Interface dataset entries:
----------------
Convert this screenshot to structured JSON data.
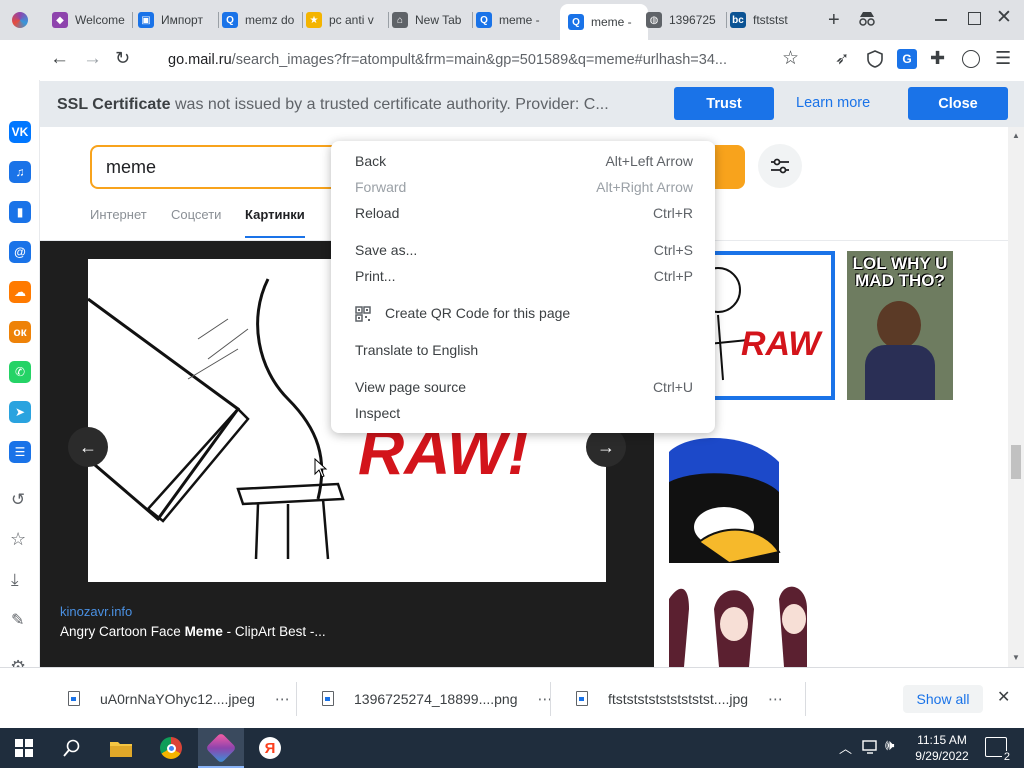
{
  "tabs": [
    {
      "label": "Welcome",
      "icon": "app-icon",
      "color": "#8e44ad"
    },
    {
      "label": "Импорт",
      "icon": "import-icon",
      "color": "#1a73e8"
    },
    {
      "label": "memz do",
      "icon": "search-icon",
      "color": "#1a73e8"
    },
    {
      "label": "pc anti v",
      "icon": "star-icon",
      "color": "#f4b400"
    },
    {
      "label": "New Tab",
      "icon": "incognito-icon",
      "color": "#5f6368"
    },
    {
      "label": "meme -",
      "icon": "search-icon",
      "color": "#1a73e8"
    },
    {
      "label": "meme -",
      "icon": "search-icon",
      "color": "#1a73e8",
      "active": true
    },
    {
      "label": "1396725",
      "icon": "globe-icon",
      "color": "#5f6368"
    },
    {
      "label": "ftststst",
      "icon": "bc-icon",
      "color": "#0b5394"
    }
  ],
  "address": {
    "host": "go.mail.ru",
    "path": "/search_images?fr=atompult&frm=main&gp=501589&q=meme#urlhash=34..."
  },
  "ssl": {
    "title": "SSL Certificate",
    "message": "was not issued by a trusted certificate authority. Provider: C...",
    "trust_label": "Trust",
    "learn_more_label": "Learn more",
    "close_label": "Close"
  },
  "search": {
    "query": "meme",
    "tabs": [
      "Интернет",
      "Соцсети",
      "Картинки"
    ]
  },
  "viewer": {
    "source": "kinozavr.info",
    "caption_pre": "Angry Cartoon Face ",
    "caption_bold": "Meme",
    "caption_post": " - ClipArt Best -...",
    "raw_text": "RAW!",
    "thumb_text": "LOL WHY U MAD THO?"
  },
  "context_menu": [
    {
      "label": "Back",
      "shortcut": "Alt+Left Arrow",
      "disabled": false
    },
    {
      "label": "Forward",
      "shortcut": "Alt+Right Arrow",
      "disabled": true
    },
    {
      "label": "Reload",
      "shortcut": "Ctrl+R",
      "disabled": false
    },
    {
      "label": "Save as...",
      "shortcut": "Ctrl+S",
      "disabled": false
    },
    {
      "label": "Print...",
      "shortcut": "Ctrl+P",
      "disabled": false
    },
    {
      "label": "Create QR Code for this page",
      "shortcut": "",
      "disabled": false,
      "icon": "qr-code-icon"
    },
    {
      "label": "Translate to English",
      "shortcut": "",
      "disabled": false
    },
    {
      "label": "View page source",
      "shortcut": "Ctrl+U",
      "disabled": false
    },
    {
      "label": "Inspect",
      "shortcut": "",
      "disabled": false
    }
  ],
  "downloads": {
    "items": [
      "uA0rnNaYOhyc12....jpeg",
      "1396725274_18899....png",
      "ftststststststststst....jpg"
    ],
    "show_all_label": "Show all"
  },
  "clock": {
    "time": "11:15 AM",
    "date": "9/29/2022"
  },
  "notifications": "2",
  "sidebar_icons": [
    {
      "name": "vk-icon",
      "color": "#0077ff",
      "glyph": "VK"
    },
    {
      "name": "music-icon",
      "color": "#1a73e8",
      "glyph": "♫"
    },
    {
      "name": "stats-icon",
      "color": "#1a73e8",
      "glyph": "▮"
    },
    {
      "name": "mail-icon",
      "color": "#1a73e8",
      "glyph": "@"
    },
    {
      "name": "cloud-icon",
      "color": "#ff7a00",
      "glyph": "☁"
    },
    {
      "name": "ok-icon",
      "color": "#ee8208",
      "glyph": "ок"
    },
    {
      "name": "whatsapp-icon",
      "color": "#25d366",
      "glyph": "✆"
    },
    {
      "name": "telegram-icon",
      "color": "#2aa3df",
      "glyph": "➤"
    },
    {
      "name": "list-icon",
      "color": "#1a73e8",
      "glyph": "☰"
    }
  ]
}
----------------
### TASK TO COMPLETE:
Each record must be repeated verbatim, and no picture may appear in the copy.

### ANSWER SECTION:
Convert this screenshot to structured JSON data.
{
  "tabs": [
    {
      "label": "Welcome",
      "icon": "app-icon",
      "color": "#8e44ad"
    },
    {
      "label": "Импорт",
      "icon": "import-icon",
      "color": "#1a73e8"
    },
    {
      "label": "memz do",
      "icon": "search-icon",
      "color": "#1a73e8"
    },
    {
      "label": "pc anti v",
      "icon": "star-icon",
      "color": "#f4b400"
    },
    {
      "label": "New Tab",
      "icon": "incognito-icon",
      "color": "#5f6368"
    },
    {
      "label": "meme -",
      "icon": "search-icon",
      "color": "#1a73e8"
    },
    {
      "label": "meme -",
      "icon": "search-icon",
      "color": "#1a73e8",
      "active": true
    },
    {
      "label": "1396725",
      "icon": "globe-icon",
      "color": "#5f6368"
    },
    {
      "label": "ftststst",
      "icon": "bc-icon",
      "color": "#0b5394"
    }
  ],
  "address": {
    "host": "go.mail.ru",
    "path": "/search_images?fr=atompult&frm=main&gp=501589&q=meme#urlhash=34..."
  },
  "ssl": {
    "title": "SSL Certificate",
    "message": "was not issued by a trusted certificate authority. Provider: C...",
    "trust_label": "Trust",
    "learn_more_label": "Learn more",
    "close_label": "Close"
  },
  "search": {
    "query": "meme",
    "tabs": [
      "Интернет",
      "Соцсети",
      "Картинки"
    ]
  },
  "viewer": {
    "source": "kinozavr.info",
    "caption_pre": "Angry Cartoon Face ",
    "caption_bold": "Meme",
    "caption_post": " - ClipArt Best -...",
    "raw_text": "RAW!",
    "thumb_text": "LOL WHY U MAD THO?"
  },
  "context_menu": [
    {
      "label": "Back",
      "shortcut": "Alt+Left Arrow",
      "disabled": false
    },
    {
      "label": "Forward",
      "shortcut": "Alt+Right Arrow",
      "disabled": true
    },
    {
      "label": "Reload",
      "shortcut": "Ctrl+R",
      "disabled": false
    },
    {
      "label": "Save as...",
      "shortcut": "Ctrl+S",
      "disabled": false
    },
    {
      "label": "Print...",
      "shortcut": "Ctrl+P",
      "disabled": false
    },
    {
      "label": "Create QR Code for this page",
      "shortcut": "",
      "disabled": false,
      "icon": "qr-code-icon"
    },
    {
      "label": "Translate to English",
      "shortcut": "",
      "disabled": false
    },
    {
      "label": "View page source",
      "shortcut": "Ctrl+U",
      "disabled": false
    },
    {
      "label": "Inspect",
      "shortcut": "",
      "disabled": false
    }
  ],
  "downloads": {
    "items": [
      "uA0rnNaYOhyc12....jpeg",
      "1396725274_18899....png",
      "ftststststststststst....jpg"
    ],
    "show_all_label": "Show all"
  },
  "clock": {
    "time": "11:15 AM",
    "date": "9/29/2022"
  },
  "notifications": "2",
  "sidebar_icons": [
    {
      "name": "vk-icon",
      "color": "#0077ff",
      "glyph": "VK"
    },
    {
      "name": "music-icon",
      "color": "#1a73e8",
      "glyph": "♫"
    },
    {
      "name": "stats-icon",
      "color": "#1a73e8",
      "glyph": "▮"
    },
    {
      "name": "mail-icon",
      "color": "#1a73e8",
      "glyph": "@"
    },
    {
      "name": "cloud-icon",
      "color": "#ff7a00",
      "glyph": "☁"
    },
    {
      "name": "ok-icon",
      "color": "#ee8208",
      "glyph": "ок"
    },
    {
      "name": "whatsapp-icon",
      "color": "#25d366",
      "glyph": "✆"
    },
    {
      "name": "telegram-icon",
      "color": "#2aa3df",
      "glyph": "➤"
    },
    {
      "name": "list-icon",
      "color": "#1a73e8",
      "glyph": "☰"
    }
  ]
}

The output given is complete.